FACT: Speaking of Nolan, the LOS ANGELES TIMES is reporting that when his global production of THE DARK KNIGHT RISES moves to New York City this month, the Occupy Wall Street protests “may” be background for several scenes in the film.

OPINION: Before all you Occupiers start celebrating, please realize that Nolan is unlikely including the protests for the sake of pushing an agenda or a political point. The key term in the article is BACKGROUND, and it will be interesting to see how Nolan works the colorful and diverse background into his epic superhero film.

What say you?

Friday, October 14, 2011


Some people were just born to play cowboys; John Wayne, Clint Eastwood, and Sam Elliott have always looked and felt right at home in the old west and made careers out of it. Riding under the radar all this while has been Sam Shepard, who only a few years after portraying Frank James, dons the gunslinger gig again. This time, in the role of another legendary outlaw, Butch Cassidy.

Decades after his alleged death, Cassidy (Shepard) is living quietly in semi-retirement in South America. Deciding to pack his life savings and head home to America to meet his son for the first time, he loses his house, and money in a shootout. He encounters Eduardo (Eduardo Apodaca), a former miner who promises to reimburse Cassidy all of his money (and then some), if he will protect him from the gang he stole the moolah from. Cassidy agrees, and he and Eduardo become targets for gangs and lawmen.

At the mid-point of BLACKTHORN, Cassidy thoughtfully says that there are only two points in a man’s life; when he leaves home, and when he comes back. BLACKTHORNE can easily be summed up in that neat little line. The film has a simple plot on the surface; find the money, get the hell out of dodge alive. But it is really the story of Cassidy’s life, intertwined with a morality tale; Cassidy is constantly faced with moral and ethical choices as he tries to find a new life with his old one just not far enough behind.

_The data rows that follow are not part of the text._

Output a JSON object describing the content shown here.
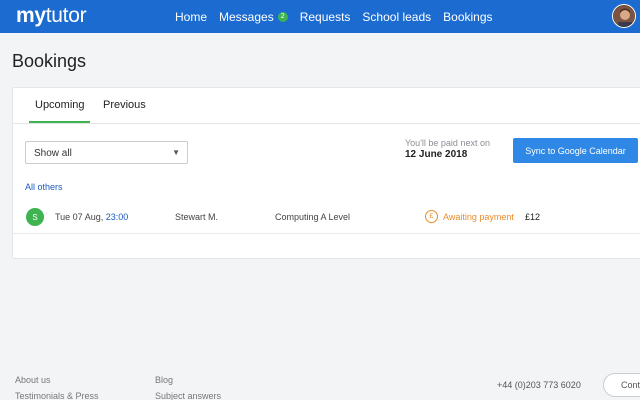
{
  "header": {
    "logo_bold": "my",
    "logo_light": "tutor",
    "nav": [
      {
        "label": "Home"
      },
      {
        "label": "Messages",
        "badge": "2"
      },
      {
        "label": "Requests"
      },
      {
        "label": "School leads"
      },
      {
        "label": "Bookings"
      }
    ],
    "accent_color": "#1b6bd0"
  },
  "page": {
    "title": "Bookings"
  },
  "tabs": [
    {
      "label": "Upcoming",
      "active": true
    },
    {
      "label": "Previous",
      "active": false
    }
  ],
  "filter": {
    "selected": "Show all"
  },
  "payment": {
    "label": "You'll be paid next on",
    "date": "12 June 2018"
  },
  "sync_button": "Sync to Google Calendar",
  "group_label": "All others",
  "bookings": [
    {
      "avatar_initial": "S",
      "day": "Tue 07 Aug,",
      "time": "23:00",
      "student": "Stewart M.",
      "subject": "Computing A Level",
      "status_symbol": "£",
      "status": "Awaiting payment",
      "amount": "£12"
    }
  ],
  "footer": {
    "links_col1": [
      "About us",
      "Testimonials & Press"
    ],
    "links_col2": [
      "Blog",
      "Subject answers"
    ],
    "phone": "+44 (0)203 773 6020",
    "contact_partial": "Cont"
  }
}
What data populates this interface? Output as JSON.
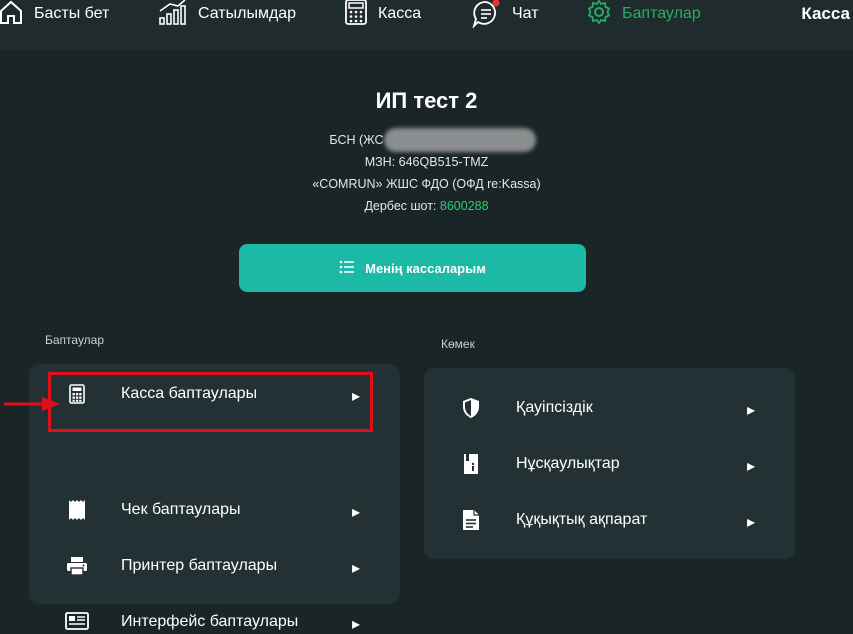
{
  "nav": {
    "home_label": "Басты бет",
    "sales_label": "Сатылымдар",
    "kassa_label": "Касса",
    "chat_label": "Чат",
    "settings_label": "Баптаулар",
    "brand": "Касса"
  },
  "company": {
    "title": "ИП тест 2",
    "bin_prefix": "БСН (ЖС",
    "mzn": "МЗН: 646QB515-TMZ",
    "ofd": "«COMRUN» ЖШС ФДО (ОФД re:Kassa)",
    "personal_account_label": "Дербес шот:",
    "personal_account_value": "8600288"
  },
  "my_kassas_button": "Менің кассаларым",
  "settings_section": {
    "title": "Баптаулар",
    "items": [
      {
        "label": "Касса баптаулары",
        "icon": "calculator-icon"
      },
      {
        "label": "Чек баптаулары",
        "icon": "receipt-icon"
      },
      {
        "label": "Принтер баптаулары",
        "icon": "printer-icon"
      },
      {
        "label": "Интерфейс баптаулары",
        "icon": "interface-icon"
      }
    ]
  },
  "help_section": {
    "title": "Көмек",
    "items": [
      {
        "label": "Қауіпсіздік",
        "icon": "shield-icon"
      },
      {
        "label": "Нұсқаулықтар",
        "icon": "manual-icon"
      },
      {
        "label": "Құқықтық ақпарат",
        "icon": "document-icon"
      }
    ]
  },
  "colors": {
    "accent": "#1bb9a6",
    "active_nav": "#27ae60",
    "highlight": "#e0101a",
    "background": "#1a2528",
    "panel": "#243134"
  }
}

But what really makes BLACKTHORN shine are the flashbacks. Smartly intercut between present-day scenes, we get to see Cassidy and the Sundance Kid in all of their youthful, enthusiastic-about-life glory. They serve a purpose in showing how Cassidy wound up alone in South America, and they offer a stark contrast to youth and old age.

Director Mateo Gil knows exactly what he has here, and knows what to do with it. The beautiful landscapes of the old west are brought to life in vivid photography; who knew such vast places still existed? He also manages to shoot (photographically) Shepard in some gorgeous frames; the shots look like something you want hanging on your wall…classic and beautiful. Outside of some few outstanding gunfights, the pacing is slow, but appropriate (after all, ALL westerns should have slow pacing). The score alternates from some epic and classic guitar picking to some present-day folk-tunes; with the latter never sounding out of place.

Shepard IS Butch Cassidy. No one else on this earth could have pulled this off with the intensity and maturity that a veteran actor has. There is constant wisdom, melancholy and toughness that he shows just from a single look. And who knew he could sing a ballad so well?

Shepard is a real treat to watch. Equally pleasing are the flashback scenes with a young Cassidy and Sundance (played by Nikolaj Coster-Waldau and Padraic Delaney, respectively). The two have instant chemistry and pull off some real magic on-screen; magic not seen since two guys named Redford and Newman had the roles.

The finale has a bit of a twist that really puts Cassidy in a moral bind, and is a perfect way to end out the ride. The final few minutes may feel like things are unresolved, but further thought reveals BLACKTHORN to be pushing a message of the gift of youth, and wisdom of old age. There are a lot of smarts to be found here. BLACKTHORN is one hell of a film.